“Auburn University is a test-preferred institution; we recommend that students take and submit official ACT and SAT scores for admissions.”Auburn University Admissions Page
“Students are enouraged to submit SAT/ACT scores, but it is not required.”UT Austin Standardized Testing Policy FAQs
“We recommend applicants take the ACT or SAT and submit test scores if they are available, as we believe that standardized test scores provide useful information and predictive value about a student’s potential for success at Ohio State.”Ohio State General FAQs
As anyone in admissions will tell you, “recommended” basically means “required.” Will the colleges make exceptions and admit some students without test scores? Yes. But, by definition, most people are not the exceptions.
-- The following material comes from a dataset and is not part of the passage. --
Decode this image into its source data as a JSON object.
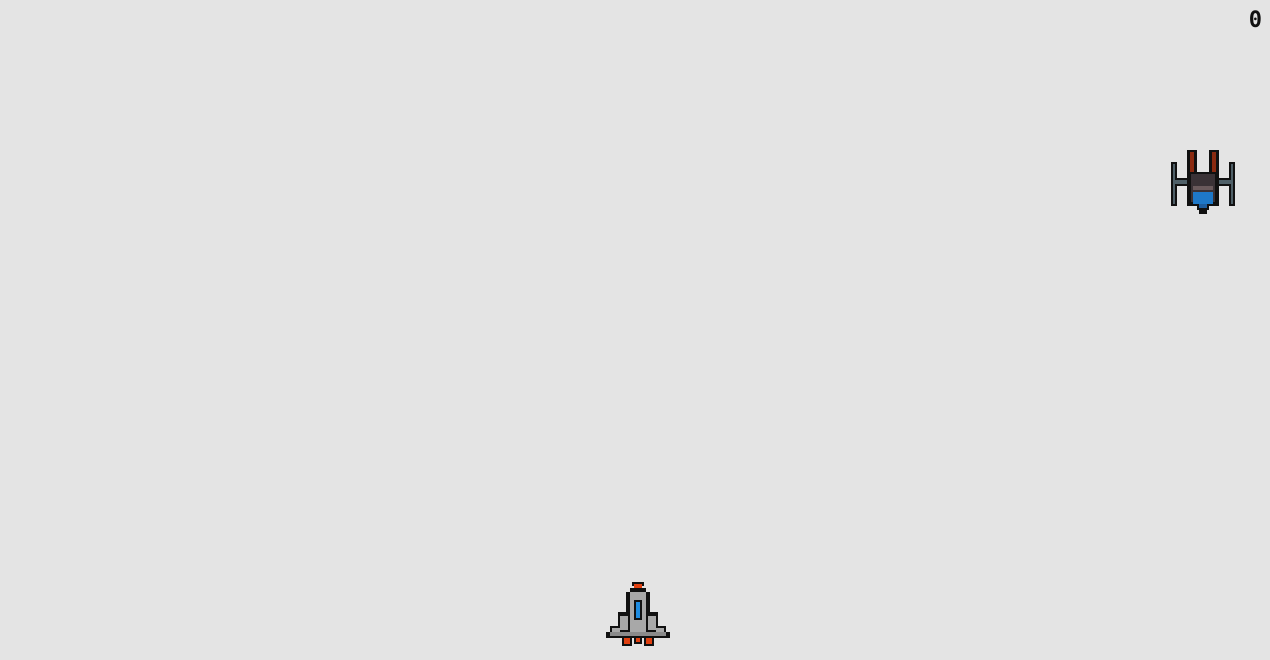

Even if a college does not explicitly indicate that it is test-preferred, parents and students can judge fairly well if the college is by looking up a college’s Common Data Set (just google the school’s name with “common data set” after the school name — usually around page 8 is the percentage of enrolled students who submitted test scores).
Any school should be considered test-preferred if 50% or more of its students submitted test scores (and the higher the percentage, the more preferred).
These are the schools at which less than 50% of enrolled students submitted test scores for admissions — and, the lower that percentage, the more truly test-optional the school is. Here’s an example:
Pepperdine is truly test-optional. As long as you have good grades, you probably don’t need an SAT/ACT score to get admitted there. Granted, if you do have a high SAT/ACT score (above the 75th percentile of a college’s enrolled students), then an SAT/ACT score is quite likely to help you get more merit aid or a scholarship because a college will compete harder with its peer institutions to try to entice you to enroll there.
These schools are about as rare as test-required schools. The most notable test-blind colleges are UC Berkeley and UCLA (all of the universities in the UC system are now test-blind).
I say test-blind(ish) because the most selective “test-blind” colleges are not even actually test-blind — they are just SAT/ACT test-blind.
What’s the difference? There’s an important one.
As you can see above, though UC Berkeley will not consider SAT/ACT test scores, they will absolutely consider other standardized test scores. Why? They want some common yardstick by which to compare applicants — there are over 20,000 high schools in the U.S. which have different grading standards and even different grading scales and at which students take different classes from different teachers. Grades are simply not able to be accurately compared between students from different schools (even at the same school a student might have been unlucky to get the harder teachers and thus be a better student but have lower grades). That’s why some standardized metric helps with the comparison and adds to predicting which students are best equipped to succeed at an institution.
What’s next is what has always been: prepare up to your personal standards. There is uncertainty in college admissions, but it is especially in the face of uncertainty that we want to make sure that we are adequately prepared.
In fact, the entire purpose of education is to prepare for the future, though people have different comfort levels when it comes to preparation. Some hope for the best. Some plan for the worst.
For me, I try to err toward the side of over-preparation. When I clearly over-prepare (overpack?), sometimes I do have minor regret. But, when I under-prepare, life can become very difficult, and I always wish that I would have erred toward over-preparation.
SAT tutoring and ACT tutoring have few downsides — at a minimum, students will be learning fundamental skills and knowledge (grammar, written communication, mathematics, reading, and data analysis) that will help them in high school, in college, and in life. And, in the best case scenario, that skill and knowledge will not only translate into a higher SAT/ACT score but also into more acceptance letters to better schools and more merit aid and scholarships.